The good Lord has blessed the Body of Christ with more than adequate resources to complete the Great Commission. The problem is that these resources are not properly administrated. Let’s put some facts behind these assertions.
Each January the International Bulletin of Missionary Research published statistics about Christianity in its global context. http://www.internationalbulletin.org This January the IBMR reported that the personal income of Christians in 2013 is estimated to be over 33 trillion dollars. 594 Billion dollars (a paltry 1.8% of personal income) were given to all Christian causes. Ecclesiastical Crime (embezzlement and misappropriation of funds for personal gain) cost 37 billion dollars while 33 billion dollars were allocated for World Mission. More money is embezzled from Christian causes than is spent on World Mission. A bit more than a half of a penny out of every dollar of Christian giving goes to world missions (0.575 cents to be exact).
In light of these facts, could it be that Christians have lost sight of the basic principles of Christian stewardship? Here are the chief ideas that frame my thinking about Christian stewardship.
- God owns it all. (1 Chronicles 29:11-17)
- God gives us the ability to produce wealth (Deuteronomy 8:14-18)
- God’s promises to provide for our needs (not necessarily our “greeds”) and bless us with an abundance for ministry. (2 Corinthians 9:8-11)
- We are stewards of all that God has given us: our time, our talents, and our material treasures. (Ephesians 5: 15,16; Peter 4:10-12; Matthew 6:16ff)
As I talk with missionaries, pastors and leaders of Christian organizations, I’ve heard numerous times that the global economic downturn of 2008 has hurt donations to Christian work.

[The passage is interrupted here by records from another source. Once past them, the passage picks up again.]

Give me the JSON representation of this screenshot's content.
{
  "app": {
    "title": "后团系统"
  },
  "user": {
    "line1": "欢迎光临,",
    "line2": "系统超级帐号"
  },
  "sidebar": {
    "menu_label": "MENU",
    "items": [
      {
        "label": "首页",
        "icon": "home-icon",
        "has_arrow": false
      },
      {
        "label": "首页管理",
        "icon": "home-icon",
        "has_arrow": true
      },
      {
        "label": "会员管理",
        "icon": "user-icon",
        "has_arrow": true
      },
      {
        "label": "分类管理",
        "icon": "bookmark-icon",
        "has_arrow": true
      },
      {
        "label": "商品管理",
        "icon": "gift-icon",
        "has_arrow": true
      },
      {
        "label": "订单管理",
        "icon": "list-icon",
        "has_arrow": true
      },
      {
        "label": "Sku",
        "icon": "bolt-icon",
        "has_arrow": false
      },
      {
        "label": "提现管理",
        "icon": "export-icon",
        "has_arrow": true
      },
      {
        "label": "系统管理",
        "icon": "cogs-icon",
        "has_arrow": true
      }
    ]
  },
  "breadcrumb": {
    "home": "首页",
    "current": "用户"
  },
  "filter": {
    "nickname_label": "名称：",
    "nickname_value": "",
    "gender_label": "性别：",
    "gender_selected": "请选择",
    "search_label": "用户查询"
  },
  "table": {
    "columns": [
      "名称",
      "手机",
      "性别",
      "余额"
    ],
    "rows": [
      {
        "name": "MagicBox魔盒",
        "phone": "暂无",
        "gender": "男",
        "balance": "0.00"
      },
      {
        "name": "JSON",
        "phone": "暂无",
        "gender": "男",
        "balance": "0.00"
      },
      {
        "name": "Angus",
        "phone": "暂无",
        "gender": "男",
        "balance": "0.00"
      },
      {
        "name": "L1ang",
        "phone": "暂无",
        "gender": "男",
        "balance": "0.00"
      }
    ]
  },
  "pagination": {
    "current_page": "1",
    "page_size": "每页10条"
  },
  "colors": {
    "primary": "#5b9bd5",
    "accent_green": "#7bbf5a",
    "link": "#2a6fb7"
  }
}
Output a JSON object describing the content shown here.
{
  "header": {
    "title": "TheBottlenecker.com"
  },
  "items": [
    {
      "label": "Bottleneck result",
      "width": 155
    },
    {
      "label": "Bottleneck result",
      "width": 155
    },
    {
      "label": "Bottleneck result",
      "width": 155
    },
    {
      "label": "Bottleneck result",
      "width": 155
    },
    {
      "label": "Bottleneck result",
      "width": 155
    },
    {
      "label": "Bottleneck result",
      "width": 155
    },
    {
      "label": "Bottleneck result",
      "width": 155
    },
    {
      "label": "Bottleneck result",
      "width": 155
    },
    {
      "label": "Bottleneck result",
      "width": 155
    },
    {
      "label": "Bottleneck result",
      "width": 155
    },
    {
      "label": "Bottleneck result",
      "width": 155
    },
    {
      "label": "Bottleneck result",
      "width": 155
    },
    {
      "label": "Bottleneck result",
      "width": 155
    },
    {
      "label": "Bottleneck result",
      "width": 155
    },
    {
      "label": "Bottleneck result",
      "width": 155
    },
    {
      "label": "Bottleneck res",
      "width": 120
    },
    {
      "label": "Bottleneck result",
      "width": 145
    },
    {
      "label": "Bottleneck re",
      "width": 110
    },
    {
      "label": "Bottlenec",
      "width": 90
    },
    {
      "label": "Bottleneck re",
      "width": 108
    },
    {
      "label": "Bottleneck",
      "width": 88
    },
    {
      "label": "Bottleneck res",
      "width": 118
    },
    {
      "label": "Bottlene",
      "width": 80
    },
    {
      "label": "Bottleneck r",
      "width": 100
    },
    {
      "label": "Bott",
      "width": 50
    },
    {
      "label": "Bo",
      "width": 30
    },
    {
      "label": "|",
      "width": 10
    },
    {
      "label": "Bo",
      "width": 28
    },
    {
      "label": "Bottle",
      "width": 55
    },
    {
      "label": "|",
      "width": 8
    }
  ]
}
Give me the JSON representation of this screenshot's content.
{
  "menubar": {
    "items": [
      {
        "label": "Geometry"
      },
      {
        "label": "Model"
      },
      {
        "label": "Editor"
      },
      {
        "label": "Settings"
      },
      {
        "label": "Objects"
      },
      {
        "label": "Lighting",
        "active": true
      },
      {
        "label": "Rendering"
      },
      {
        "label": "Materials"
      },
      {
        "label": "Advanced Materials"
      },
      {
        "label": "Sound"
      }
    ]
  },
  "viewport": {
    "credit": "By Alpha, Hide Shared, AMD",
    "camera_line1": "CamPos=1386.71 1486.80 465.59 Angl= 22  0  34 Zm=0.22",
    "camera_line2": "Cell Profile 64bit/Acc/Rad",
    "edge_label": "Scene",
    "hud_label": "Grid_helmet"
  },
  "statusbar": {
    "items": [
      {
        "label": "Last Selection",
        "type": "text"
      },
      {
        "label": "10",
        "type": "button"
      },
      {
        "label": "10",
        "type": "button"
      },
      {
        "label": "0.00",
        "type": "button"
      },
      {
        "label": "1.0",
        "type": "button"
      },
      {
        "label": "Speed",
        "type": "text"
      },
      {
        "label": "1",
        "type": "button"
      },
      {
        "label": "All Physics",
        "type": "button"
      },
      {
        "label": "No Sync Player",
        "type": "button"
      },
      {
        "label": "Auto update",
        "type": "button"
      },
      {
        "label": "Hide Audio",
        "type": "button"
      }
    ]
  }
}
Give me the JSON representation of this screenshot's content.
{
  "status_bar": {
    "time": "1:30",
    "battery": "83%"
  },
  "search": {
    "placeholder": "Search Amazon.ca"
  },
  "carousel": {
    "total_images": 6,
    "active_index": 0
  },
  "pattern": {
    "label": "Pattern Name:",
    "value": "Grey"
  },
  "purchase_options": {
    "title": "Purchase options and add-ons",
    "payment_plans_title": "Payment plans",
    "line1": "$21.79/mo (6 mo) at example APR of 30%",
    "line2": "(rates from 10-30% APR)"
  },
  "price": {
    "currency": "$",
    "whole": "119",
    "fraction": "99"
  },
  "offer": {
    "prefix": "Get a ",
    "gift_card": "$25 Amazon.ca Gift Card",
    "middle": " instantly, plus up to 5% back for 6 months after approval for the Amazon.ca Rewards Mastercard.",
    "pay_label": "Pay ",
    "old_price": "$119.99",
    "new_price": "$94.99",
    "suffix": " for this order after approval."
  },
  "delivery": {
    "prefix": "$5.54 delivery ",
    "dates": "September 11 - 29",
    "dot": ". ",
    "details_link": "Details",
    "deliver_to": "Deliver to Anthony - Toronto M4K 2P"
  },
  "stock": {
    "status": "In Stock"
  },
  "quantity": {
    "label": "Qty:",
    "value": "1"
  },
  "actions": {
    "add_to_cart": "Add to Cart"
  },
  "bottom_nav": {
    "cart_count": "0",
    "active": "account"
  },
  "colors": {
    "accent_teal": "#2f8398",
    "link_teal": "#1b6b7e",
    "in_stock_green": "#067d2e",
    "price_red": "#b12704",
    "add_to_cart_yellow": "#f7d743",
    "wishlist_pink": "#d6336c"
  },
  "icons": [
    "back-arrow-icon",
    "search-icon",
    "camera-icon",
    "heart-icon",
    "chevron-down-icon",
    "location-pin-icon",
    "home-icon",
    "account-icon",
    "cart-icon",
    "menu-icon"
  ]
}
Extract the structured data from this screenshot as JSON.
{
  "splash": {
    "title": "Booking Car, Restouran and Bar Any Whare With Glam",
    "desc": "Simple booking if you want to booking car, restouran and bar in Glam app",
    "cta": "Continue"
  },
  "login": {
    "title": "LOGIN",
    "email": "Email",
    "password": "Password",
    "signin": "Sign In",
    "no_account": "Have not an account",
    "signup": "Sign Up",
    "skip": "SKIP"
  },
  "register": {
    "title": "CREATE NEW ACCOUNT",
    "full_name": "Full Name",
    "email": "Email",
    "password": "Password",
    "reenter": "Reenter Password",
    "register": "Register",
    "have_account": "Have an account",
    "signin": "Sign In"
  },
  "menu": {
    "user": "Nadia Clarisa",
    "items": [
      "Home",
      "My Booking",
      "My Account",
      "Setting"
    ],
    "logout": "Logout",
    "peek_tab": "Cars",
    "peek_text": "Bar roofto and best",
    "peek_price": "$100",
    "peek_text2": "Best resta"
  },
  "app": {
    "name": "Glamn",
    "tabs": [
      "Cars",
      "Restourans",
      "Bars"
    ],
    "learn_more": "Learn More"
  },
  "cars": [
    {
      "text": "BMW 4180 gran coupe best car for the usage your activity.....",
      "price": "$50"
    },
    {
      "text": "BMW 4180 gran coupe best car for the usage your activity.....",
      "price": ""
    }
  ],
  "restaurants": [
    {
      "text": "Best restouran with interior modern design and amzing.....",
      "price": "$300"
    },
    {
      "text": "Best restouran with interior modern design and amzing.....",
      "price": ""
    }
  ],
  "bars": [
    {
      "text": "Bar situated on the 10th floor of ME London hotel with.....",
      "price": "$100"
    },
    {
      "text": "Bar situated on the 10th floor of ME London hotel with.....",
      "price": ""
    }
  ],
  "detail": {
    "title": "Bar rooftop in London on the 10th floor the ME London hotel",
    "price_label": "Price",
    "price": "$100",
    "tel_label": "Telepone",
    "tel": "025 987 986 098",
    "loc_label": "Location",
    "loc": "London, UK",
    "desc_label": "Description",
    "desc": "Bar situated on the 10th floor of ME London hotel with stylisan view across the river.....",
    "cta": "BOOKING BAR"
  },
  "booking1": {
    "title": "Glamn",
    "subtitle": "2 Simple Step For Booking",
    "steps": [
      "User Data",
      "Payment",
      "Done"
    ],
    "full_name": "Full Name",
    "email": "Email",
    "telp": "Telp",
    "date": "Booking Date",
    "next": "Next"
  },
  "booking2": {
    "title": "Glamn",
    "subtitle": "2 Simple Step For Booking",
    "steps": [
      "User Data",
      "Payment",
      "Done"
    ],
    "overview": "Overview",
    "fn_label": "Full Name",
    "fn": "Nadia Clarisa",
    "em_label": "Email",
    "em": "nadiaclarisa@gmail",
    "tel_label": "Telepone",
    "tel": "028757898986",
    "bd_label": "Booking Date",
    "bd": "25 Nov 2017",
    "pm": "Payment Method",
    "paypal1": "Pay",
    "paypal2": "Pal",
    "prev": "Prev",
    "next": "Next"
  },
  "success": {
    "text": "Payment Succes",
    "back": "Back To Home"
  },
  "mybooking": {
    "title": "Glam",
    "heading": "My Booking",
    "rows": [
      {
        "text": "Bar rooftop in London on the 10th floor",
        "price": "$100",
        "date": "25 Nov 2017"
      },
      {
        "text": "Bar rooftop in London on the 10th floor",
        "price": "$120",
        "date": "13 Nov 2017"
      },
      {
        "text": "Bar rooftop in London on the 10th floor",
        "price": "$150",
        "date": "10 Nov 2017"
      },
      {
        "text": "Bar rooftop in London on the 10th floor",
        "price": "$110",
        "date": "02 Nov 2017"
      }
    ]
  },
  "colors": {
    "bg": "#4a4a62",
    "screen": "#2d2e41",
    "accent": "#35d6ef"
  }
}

But maybe our problem with funding the Great Commission is not a financial crisis, but a discipleship crisis. Recognizing that globally Christians spend 98.2% of their income on themselves should first shock us to consider whether our own spending priorities are in line with Jesus’s words in the Sermon on the Mount.
“Do not store up for yourselves treasures on earth, where moth and rust destroy, and where thieves break in and steal. But store up for yourselves treasures in heaven, where neither moth nor rust destroys, and where thieves do not break in or steal; for where your treasure is, there your heart will be also. (Matthew 6:19-21 NASB)
“Seek first the kingdom of God and his righteousness and all these things will be added to you.” (Matthew 6:33 NASB)
Funding the Great Commission really comes back to basic Christian discipleship. Teaching people how to live their lives under the Lordship of Jesus would result in re-aligning priorities and re-allocating resources to finish the task. And this would result not only release the necessary funds, but – more importantly – would mobilize prayer, raise up workers (Luke 10:2) and bring the spiritual power (Acts 1:8) needed to complete the task.
At its root, we don’t have a financial crisis, we have a discipleship crisis. And that’s why the Great Commission remains unfulfilled. But by focusing on making disciples, all the other necessities for fulfilling the Great Commission will be provided as well.